Tax Implications of a Cash Balance Pension Plan for Employers and Employees
Employers can deduct annual contributions made into cash balance pension accounts as business expenses on their tax returns. For employees, benefits received from these accounts are taxed as ordinary income when withdrawn during retirement or upon termination of employment.
Funding Requirements for a Cash Balance Pension Plan: Minimum Contribution Rules
To remain compliant with IRS regulations, employers must make minimum annual contributions equal to at least 1% – 2% (depending on age) of each participant’s compensation up until $290k per annum (as indexed). Failure to meet these requirements could result in penalties or disqualification of the plan altogether.

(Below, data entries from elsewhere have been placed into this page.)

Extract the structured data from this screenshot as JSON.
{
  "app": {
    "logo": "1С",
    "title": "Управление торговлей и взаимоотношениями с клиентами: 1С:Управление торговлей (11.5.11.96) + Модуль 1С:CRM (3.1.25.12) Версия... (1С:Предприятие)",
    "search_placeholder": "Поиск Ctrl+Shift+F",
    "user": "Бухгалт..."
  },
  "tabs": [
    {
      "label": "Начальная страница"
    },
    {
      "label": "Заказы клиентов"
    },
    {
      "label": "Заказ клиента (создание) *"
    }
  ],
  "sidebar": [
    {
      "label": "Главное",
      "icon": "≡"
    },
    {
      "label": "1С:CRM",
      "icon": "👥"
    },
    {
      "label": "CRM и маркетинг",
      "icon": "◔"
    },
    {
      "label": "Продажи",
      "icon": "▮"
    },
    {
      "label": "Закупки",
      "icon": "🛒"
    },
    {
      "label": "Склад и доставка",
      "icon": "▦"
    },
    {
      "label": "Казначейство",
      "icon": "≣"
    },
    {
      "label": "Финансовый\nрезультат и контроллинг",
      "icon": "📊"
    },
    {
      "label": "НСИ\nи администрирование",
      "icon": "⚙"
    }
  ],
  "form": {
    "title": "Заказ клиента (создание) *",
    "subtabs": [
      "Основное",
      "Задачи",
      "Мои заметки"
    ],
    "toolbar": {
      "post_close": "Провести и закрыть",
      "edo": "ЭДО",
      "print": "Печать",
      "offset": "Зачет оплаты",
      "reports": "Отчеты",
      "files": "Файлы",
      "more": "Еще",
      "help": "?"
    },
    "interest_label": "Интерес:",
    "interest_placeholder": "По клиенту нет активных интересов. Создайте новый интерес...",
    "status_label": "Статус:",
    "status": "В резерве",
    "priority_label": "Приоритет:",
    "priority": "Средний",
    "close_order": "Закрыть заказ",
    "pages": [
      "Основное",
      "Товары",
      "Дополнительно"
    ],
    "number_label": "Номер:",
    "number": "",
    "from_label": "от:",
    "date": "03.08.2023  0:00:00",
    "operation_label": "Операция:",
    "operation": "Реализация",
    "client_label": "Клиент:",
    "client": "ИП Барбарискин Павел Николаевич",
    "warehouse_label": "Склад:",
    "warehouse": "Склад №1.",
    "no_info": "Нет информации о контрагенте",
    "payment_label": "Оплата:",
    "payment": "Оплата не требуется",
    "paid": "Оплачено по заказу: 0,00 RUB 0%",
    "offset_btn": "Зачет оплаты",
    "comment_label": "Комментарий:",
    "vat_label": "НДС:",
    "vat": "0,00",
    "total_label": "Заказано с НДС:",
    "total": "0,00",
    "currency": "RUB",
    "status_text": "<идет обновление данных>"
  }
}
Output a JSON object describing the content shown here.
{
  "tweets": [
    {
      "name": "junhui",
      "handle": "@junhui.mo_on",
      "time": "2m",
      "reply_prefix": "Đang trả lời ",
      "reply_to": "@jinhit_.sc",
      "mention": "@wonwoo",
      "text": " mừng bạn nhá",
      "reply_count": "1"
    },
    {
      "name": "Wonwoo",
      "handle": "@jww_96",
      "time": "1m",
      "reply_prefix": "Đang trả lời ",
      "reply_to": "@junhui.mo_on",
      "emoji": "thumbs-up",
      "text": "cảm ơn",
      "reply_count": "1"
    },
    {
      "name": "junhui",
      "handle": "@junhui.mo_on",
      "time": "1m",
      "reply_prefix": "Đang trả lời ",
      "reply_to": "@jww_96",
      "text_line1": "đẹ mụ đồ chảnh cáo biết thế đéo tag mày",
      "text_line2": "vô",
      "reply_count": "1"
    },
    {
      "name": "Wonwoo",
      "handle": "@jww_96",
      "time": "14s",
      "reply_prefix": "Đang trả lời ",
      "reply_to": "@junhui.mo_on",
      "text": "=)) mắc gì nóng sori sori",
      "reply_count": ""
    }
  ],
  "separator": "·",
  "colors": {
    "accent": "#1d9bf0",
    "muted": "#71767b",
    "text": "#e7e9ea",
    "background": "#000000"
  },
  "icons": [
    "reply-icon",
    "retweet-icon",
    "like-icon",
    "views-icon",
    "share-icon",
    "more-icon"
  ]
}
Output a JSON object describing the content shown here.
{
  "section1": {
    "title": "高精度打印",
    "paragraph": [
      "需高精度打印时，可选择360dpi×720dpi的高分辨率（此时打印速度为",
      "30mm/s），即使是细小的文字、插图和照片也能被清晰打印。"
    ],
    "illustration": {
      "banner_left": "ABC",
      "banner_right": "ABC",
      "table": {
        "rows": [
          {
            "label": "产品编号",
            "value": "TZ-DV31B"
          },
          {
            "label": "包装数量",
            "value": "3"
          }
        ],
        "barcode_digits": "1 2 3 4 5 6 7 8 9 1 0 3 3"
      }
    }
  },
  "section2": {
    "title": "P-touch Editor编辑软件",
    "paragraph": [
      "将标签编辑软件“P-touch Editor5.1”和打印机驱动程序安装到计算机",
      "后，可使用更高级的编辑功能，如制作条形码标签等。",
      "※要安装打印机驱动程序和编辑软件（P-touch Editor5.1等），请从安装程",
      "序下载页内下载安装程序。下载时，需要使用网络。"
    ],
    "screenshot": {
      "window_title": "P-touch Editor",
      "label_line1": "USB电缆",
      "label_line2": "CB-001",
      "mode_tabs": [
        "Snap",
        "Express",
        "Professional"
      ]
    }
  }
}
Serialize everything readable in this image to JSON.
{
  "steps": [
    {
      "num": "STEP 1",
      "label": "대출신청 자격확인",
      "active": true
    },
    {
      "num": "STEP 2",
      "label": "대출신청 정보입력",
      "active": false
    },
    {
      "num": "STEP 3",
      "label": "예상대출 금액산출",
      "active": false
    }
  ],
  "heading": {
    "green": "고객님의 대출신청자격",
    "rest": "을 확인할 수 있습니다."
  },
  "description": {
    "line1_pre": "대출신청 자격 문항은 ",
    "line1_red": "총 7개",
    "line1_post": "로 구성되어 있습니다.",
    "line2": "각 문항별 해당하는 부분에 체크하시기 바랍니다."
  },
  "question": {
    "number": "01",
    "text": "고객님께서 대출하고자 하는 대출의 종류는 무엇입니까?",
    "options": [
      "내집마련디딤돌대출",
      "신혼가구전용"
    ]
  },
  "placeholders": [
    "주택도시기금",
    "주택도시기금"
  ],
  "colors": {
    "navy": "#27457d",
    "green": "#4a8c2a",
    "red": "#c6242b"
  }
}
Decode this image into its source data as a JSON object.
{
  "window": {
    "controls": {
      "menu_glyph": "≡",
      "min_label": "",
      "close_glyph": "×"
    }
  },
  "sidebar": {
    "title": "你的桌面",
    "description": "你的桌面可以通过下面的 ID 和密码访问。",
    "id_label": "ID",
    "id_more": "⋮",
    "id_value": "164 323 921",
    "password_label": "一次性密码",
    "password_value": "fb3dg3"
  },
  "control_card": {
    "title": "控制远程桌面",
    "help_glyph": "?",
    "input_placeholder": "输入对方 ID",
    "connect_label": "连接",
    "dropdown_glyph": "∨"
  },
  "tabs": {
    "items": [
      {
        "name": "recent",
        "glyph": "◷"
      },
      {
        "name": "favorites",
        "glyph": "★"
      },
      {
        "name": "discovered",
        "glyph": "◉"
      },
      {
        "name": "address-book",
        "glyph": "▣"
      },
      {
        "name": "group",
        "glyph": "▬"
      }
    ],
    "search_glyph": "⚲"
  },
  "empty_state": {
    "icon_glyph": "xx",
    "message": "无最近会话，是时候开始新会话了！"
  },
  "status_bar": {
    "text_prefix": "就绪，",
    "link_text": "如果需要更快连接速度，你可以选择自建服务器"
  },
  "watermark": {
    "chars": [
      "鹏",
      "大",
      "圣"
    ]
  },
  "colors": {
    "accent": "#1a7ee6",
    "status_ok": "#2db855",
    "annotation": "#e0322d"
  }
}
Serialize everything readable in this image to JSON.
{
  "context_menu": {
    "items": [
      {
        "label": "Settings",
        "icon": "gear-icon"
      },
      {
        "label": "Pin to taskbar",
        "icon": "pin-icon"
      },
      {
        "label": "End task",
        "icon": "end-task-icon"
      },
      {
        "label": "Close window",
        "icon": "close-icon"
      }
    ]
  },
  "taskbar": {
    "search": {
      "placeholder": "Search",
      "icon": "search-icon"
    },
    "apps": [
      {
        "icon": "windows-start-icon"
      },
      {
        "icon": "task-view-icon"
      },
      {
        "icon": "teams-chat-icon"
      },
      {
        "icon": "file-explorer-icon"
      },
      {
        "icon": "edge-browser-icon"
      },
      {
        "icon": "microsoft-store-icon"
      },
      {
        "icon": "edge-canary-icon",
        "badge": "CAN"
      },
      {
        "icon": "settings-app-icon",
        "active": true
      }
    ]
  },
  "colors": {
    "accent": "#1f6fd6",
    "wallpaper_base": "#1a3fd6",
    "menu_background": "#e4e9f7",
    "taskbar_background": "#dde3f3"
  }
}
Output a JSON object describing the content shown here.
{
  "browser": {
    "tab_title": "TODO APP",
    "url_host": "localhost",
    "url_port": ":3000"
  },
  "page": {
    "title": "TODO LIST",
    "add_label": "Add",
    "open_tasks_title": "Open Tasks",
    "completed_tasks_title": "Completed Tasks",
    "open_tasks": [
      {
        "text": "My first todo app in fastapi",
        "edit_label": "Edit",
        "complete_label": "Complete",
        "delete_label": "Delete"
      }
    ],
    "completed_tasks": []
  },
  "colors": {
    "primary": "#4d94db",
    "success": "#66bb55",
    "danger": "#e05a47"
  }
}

Regulatory Compliance Issues Associated with Implementing a Cash Balance Pension Plan
Implementing a cash balance pension plan requires careful consideration of regulatory compliance issues, including nondiscrimination testing and annual reporting requirements. Employers must ensure that their plans do not discriminate in favor of highly compensated employees and meet all IRS guidelines to avoid penalties or disqualification.
Conclusion: Is a Cash Balance Pension Plan Right for Your Business?
Cash balance pension plans offer several advantages over other types of retirement plans, but they may not be suitable for all businesses due to funding requirements and regulatory compliance issues associated with implementing them. Before deciding on whether to implement this type of plan, employers should consult with financial advisors and legal counsel to determine if it is the right fit for their business needs.